Speer was elated. She set to work placing collectively a sizzle reel and a grant proposal. As summer season turned to fall, her life appeared to have turned a nook. “That’s what I need to do,” she stated. “I need to do it for good, as a substitute of, you understand, for lip gloss.”

Step 4: System-level results

Dr. Sasha Hamdani, a psychiatrist and TikTok creator, middle, with Ifelola Ojuri, of YouTube Well being, proper, and Kate Speer, a psychological well being advocate and TikTok creator, throughout a panel dialogue, in New York, Oct. 10, 2023. – Sarah Blesener/The New York Occasions

Final week, in a convention room overlooking the Hudson River, Yarnell and certainly one of her co-authors, Matt Motta, of Boston College, introduced the outcomes of the experiment.

It had labored, they introduced. The 42 influencers who obtained Harvard’s speaking factors had been 3% extra prone to publish content material on the core themes researchers had fed them. Though that will seem to be a small impact, Motta stated, every influencer had such a big viewers that the extra content material was seen 800,000 occasions.

These successes bore little resemblance to peer-reviewed research. They regarded like @drkojosarfo, a psychiatric nurse practitioner with 2.4 million followers, dancing in a galley kitchen alongside textual content on the mind-body hyperlink, or the consumer @latinxtherapy throwing shade on insurance coverage firms whereas lip-syncing to the influencer Shawty Bae.

The uptake appeared to be pushed by the distribution of written supplies, with no extra impact amongst topics who had deep interactions with Harvard college. That was surprising, Yarnell stated, but it surely was excellent news, since digital software kits are low cost and straightforward to scale.

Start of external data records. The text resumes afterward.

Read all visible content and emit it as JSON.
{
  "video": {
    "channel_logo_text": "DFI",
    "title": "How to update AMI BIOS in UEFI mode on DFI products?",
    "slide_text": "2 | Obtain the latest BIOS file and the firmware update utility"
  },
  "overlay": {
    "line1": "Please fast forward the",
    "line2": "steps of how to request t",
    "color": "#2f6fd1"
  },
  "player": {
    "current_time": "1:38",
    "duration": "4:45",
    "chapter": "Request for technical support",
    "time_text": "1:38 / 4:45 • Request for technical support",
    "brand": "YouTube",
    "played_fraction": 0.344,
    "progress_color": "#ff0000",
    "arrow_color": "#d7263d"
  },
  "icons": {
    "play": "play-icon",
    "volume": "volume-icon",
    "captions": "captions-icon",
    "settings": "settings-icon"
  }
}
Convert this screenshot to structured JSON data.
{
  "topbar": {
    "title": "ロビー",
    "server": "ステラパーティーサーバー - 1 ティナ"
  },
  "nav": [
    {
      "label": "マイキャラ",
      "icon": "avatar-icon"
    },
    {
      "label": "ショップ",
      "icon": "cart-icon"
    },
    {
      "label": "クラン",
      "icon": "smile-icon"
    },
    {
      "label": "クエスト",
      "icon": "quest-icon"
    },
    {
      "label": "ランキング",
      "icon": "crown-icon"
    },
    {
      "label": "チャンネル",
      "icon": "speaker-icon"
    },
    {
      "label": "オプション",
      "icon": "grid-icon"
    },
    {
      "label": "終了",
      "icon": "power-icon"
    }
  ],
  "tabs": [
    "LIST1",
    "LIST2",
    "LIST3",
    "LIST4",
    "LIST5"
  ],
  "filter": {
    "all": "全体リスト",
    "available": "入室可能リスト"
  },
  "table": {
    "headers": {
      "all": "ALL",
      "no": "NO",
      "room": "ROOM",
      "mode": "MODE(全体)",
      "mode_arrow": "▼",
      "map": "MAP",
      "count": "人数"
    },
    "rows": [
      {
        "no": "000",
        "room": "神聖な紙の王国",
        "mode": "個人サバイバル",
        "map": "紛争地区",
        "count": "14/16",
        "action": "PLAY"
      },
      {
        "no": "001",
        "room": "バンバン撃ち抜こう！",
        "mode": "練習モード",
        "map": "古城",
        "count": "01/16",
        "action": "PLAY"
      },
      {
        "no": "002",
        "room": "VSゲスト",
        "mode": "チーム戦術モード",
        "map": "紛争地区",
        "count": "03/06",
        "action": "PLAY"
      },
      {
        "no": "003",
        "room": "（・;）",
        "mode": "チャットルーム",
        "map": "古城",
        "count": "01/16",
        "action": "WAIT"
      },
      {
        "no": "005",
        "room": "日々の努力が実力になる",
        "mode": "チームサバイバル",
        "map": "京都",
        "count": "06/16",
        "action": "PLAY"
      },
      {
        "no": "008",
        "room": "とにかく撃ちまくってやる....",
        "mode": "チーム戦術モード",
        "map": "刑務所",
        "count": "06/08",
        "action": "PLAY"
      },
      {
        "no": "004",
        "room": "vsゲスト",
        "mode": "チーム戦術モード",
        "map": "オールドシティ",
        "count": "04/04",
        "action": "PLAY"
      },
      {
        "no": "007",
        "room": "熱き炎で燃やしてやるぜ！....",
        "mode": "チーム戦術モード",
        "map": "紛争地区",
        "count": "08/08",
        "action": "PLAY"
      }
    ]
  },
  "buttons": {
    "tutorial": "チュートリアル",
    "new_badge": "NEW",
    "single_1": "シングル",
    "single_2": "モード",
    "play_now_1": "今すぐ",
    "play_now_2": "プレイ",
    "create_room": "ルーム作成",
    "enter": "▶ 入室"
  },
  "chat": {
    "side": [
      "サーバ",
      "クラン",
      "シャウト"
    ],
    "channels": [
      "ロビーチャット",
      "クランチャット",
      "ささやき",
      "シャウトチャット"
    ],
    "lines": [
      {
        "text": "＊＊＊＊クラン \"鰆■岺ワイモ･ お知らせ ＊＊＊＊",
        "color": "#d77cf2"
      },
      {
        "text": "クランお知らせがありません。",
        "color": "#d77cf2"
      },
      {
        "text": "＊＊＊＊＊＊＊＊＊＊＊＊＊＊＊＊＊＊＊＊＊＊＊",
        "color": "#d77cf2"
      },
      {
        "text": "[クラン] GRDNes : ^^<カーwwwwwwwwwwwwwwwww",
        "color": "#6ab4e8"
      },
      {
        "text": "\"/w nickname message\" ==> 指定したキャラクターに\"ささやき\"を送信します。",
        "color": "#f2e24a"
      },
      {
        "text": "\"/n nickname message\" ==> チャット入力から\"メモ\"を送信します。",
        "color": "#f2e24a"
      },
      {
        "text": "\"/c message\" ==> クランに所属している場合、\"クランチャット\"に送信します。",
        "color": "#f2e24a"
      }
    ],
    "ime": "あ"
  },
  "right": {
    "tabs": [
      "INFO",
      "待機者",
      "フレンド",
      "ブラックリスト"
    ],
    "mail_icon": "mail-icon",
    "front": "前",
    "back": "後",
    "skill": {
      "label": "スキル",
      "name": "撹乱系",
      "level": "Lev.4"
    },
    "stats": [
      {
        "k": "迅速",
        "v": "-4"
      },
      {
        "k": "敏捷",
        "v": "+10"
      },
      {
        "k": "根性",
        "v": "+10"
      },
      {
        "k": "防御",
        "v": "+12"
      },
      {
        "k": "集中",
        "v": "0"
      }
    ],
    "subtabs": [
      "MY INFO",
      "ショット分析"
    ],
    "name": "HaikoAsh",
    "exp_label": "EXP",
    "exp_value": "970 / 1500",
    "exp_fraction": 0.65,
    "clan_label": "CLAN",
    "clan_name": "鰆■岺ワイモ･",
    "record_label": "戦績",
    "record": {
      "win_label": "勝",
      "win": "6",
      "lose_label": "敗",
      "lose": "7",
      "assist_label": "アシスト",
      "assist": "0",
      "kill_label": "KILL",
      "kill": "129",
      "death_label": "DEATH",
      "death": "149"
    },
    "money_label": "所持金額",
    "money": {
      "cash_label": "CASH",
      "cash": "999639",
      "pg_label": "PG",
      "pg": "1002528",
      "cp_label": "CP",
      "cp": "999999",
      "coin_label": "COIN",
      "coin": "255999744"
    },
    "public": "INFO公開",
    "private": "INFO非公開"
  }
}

“It’s easier than we thought,” she stated. “These written supplies are helpful to creators.”

However the largest impact was one thing that didn’t present up within the information: the formation of latest relationships. Seated beside Yarnell as she introduced the experiment’s outcomes had been two of its topics: Speer, together with her service canine, Waffle, who’s skilled to paw at her when he smells elevated cortisol in her sweat, and Dr. Sasha Hamdani, a psychiatrist in Kansas who presents info on ADHD to the accompaniment of sea shanties.

Contact had been made. Within the viewers, the Brooklyn-dad influencer Timm Chiusano was questioning about tips on how to construct his personal partnership with Harvard’s College of Public Well being. “I’m going to 1,000% obtain that software package as quickly as I can,” he stated.

However who was boosting who? Mahler, who was selling a brand new e book on poisonous relationships, sounded just a little unhappy when she thought-about her companions in academia. “Harvard has this ample data base,” she stated, “if they will simply discover a approach of connecting to the individuals doing the digesting.”

She had realized an important deal about scientists. In some circumstances, Mahler stated, they spend 10 years on a analysis challenge, publish an article, “and possibly it will get picked up, however generally it by no means reaches most people in a approach that actually adjustments the dialog.”

“My coronary heart type of breaks for these individuals,” she stated.

This text initially appeared in The New York Occasions.